■ Assignment
Which lines of the entries hold the string "JSON"? Copy each one.

■ Provided records
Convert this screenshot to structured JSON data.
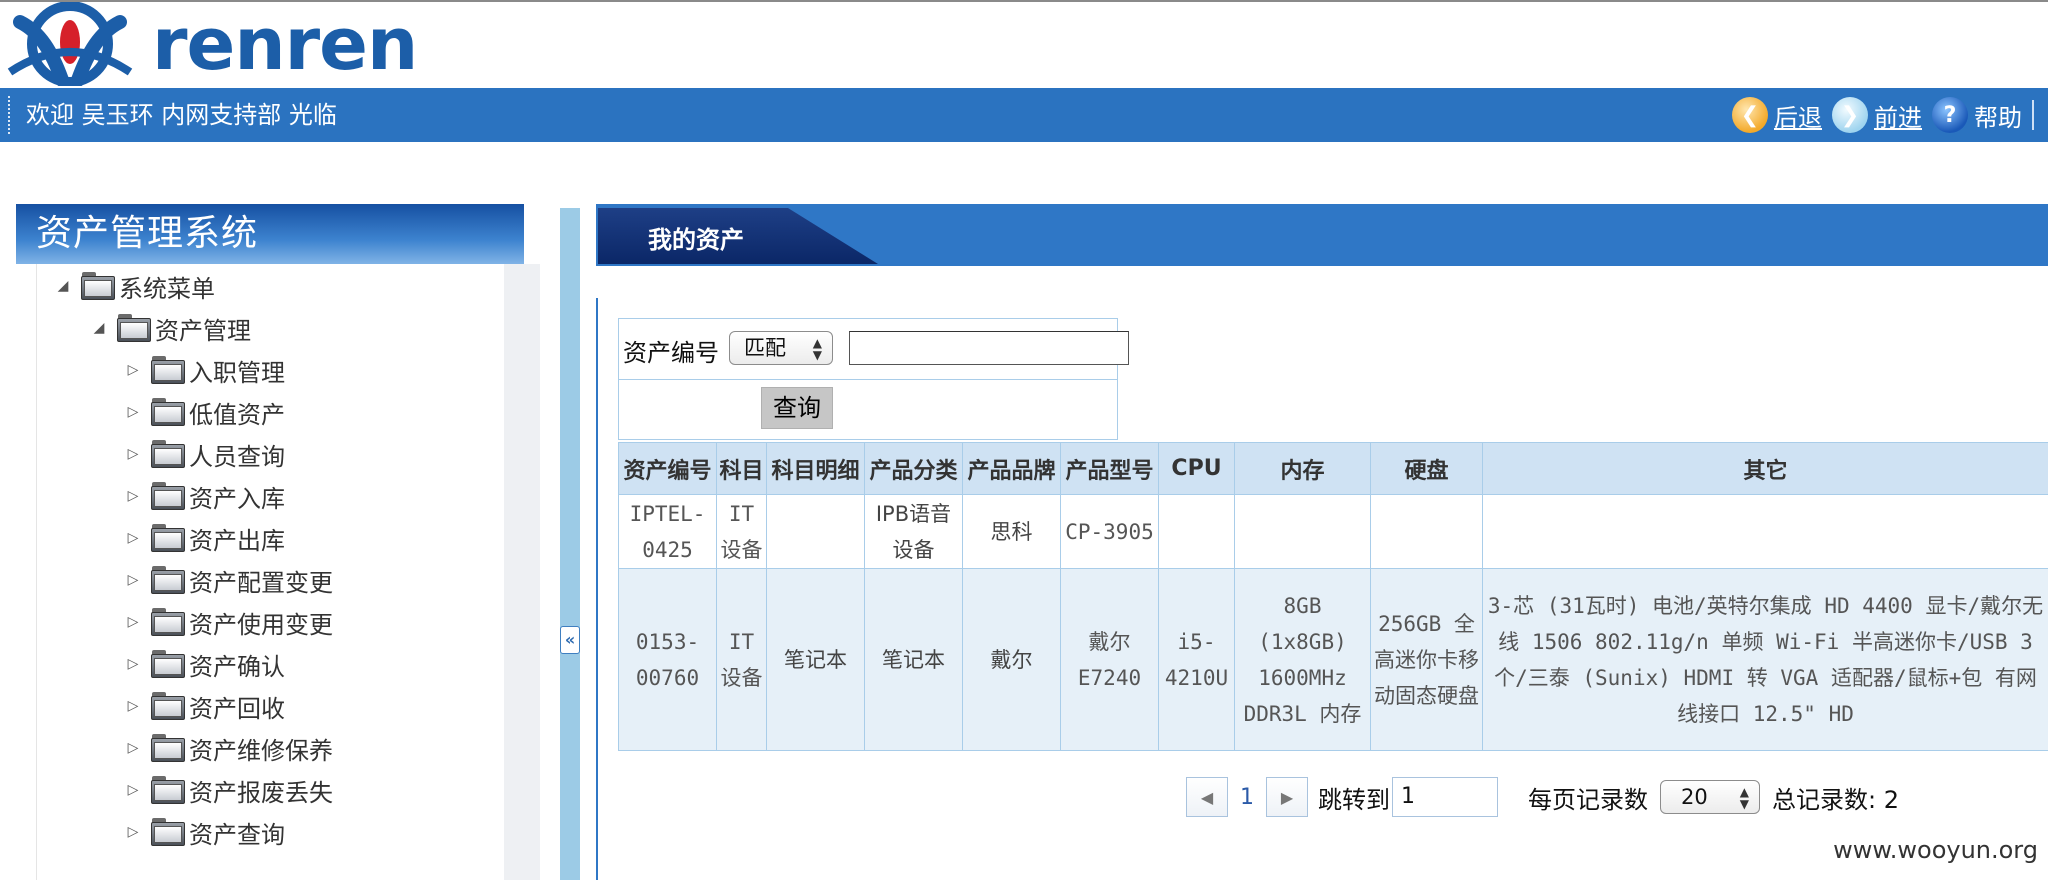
{
  "header": {
    "logo_text": "renren",
    "welcome": "欢迎 吴玉环 内网支持部 光临",
    "nav": {
      "back": "后退",
      "forward": "前进",
      "help": "帮助"
    }
  },
  "sidebar": {
    "title": "资产管理系统",
    "root": "系统菜单",
    "group": "资产管理",
    "items": [
      "入职管理",
      "低值资产",
      "人员查询",
      "资产入库",
      "资产出库",
      "资产配置变更",
      "资产使用变更",
      "资产确认",
      "资产回收",
      "资产维修保养",
      "资产报废丢失",
      "资产查询"
    ]
  },
  "main": {
    "tab": "我的资产",
    "search": {
      "label": "资产编号",
      "match_mode": "匹配",
      "value": "",
      "button": "查询"
    },
    "table": {
      "columns": [
        "资产编号",
        "科目",
        "科目明细",
        "产品分类",
        "产品品牌",
        "产品型号",
        "CPU",
        "内存",
        "硬盘",
        "其它"
      ],
      "rows": [
        [
          "IPTEL-0425",
          "IT设备",
          "",
          "IPB语音设备",
          "思科",
          "CP-3905",
          "",
          "",
          "",
          ""
        ],
        [
          "0153-00760",
          "IT设备",
          "笔记本",
          "笔记本",
          "戴尔",
          "戴尔E7240",
          "i5-4210U",
          "8GB (1x8GB) 1600MHz DDR3L 内存",
          "256GB 全高迷你卡移动固态硬盘",
          "3-芯 (31瓦时) 电池/英特尔集成 HD 4400 显卡/戴尔无线 1506 802.11g/n 单频 Wi-Fi 半高迷你卡/USB 3个/三泰 (Sunix) HDMI 转 VGA 适配器/鼠标+包 有网线接口 12.5\" HD"
        ]
      ]
    },
    "pager": {
      "page": "1",
      "jump_label": "跳转到",
      "jump_value": "1",
      "per_page_label": "每页记录数",
      "per_page": "20",
      "total": "总记录数: 2"
    }
  },
  "watermark": "www.wooyun.org",
  "colors": {
    "bar_blue": "#2b73c0",
    "header_blue": "#2f77c6",
    "tab_navy": "#0b2767",
    "table_head": "#cfe2f3",
    "row_alt": "#e6f0f8"
  }
}
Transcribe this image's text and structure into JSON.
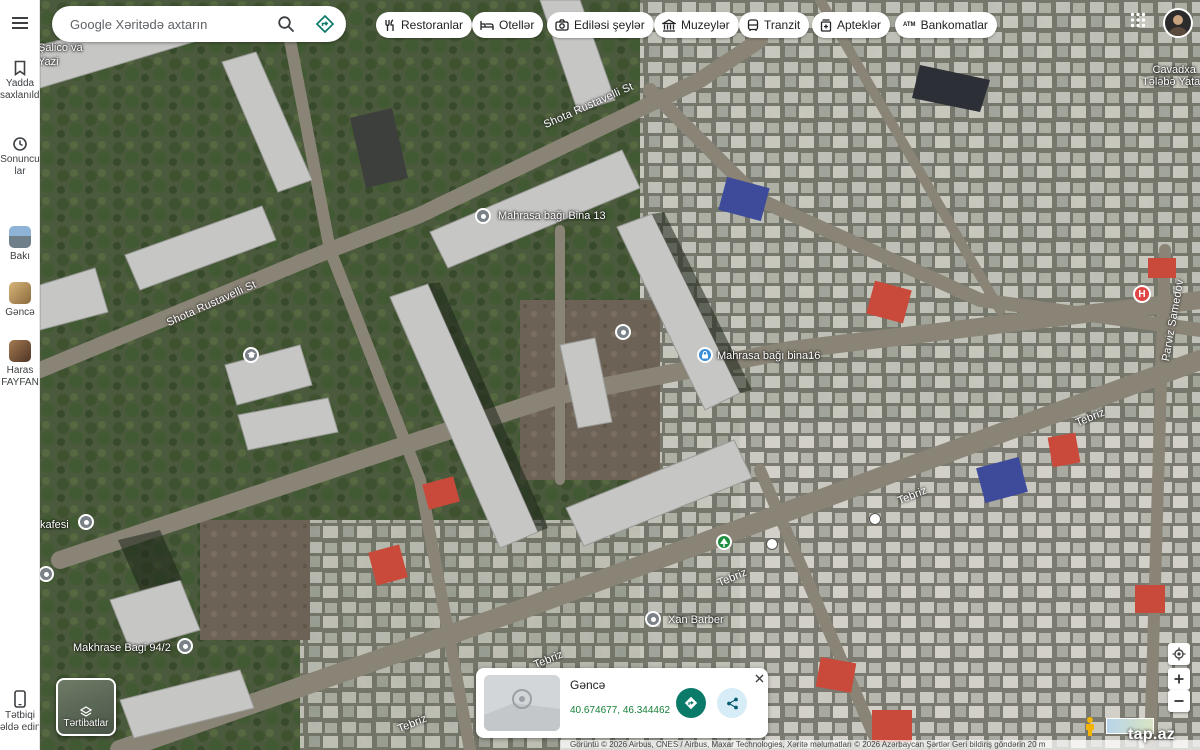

■ Result
Convert this screenshot to structured JSON data.
Transcribe this image's text and structure into JSON.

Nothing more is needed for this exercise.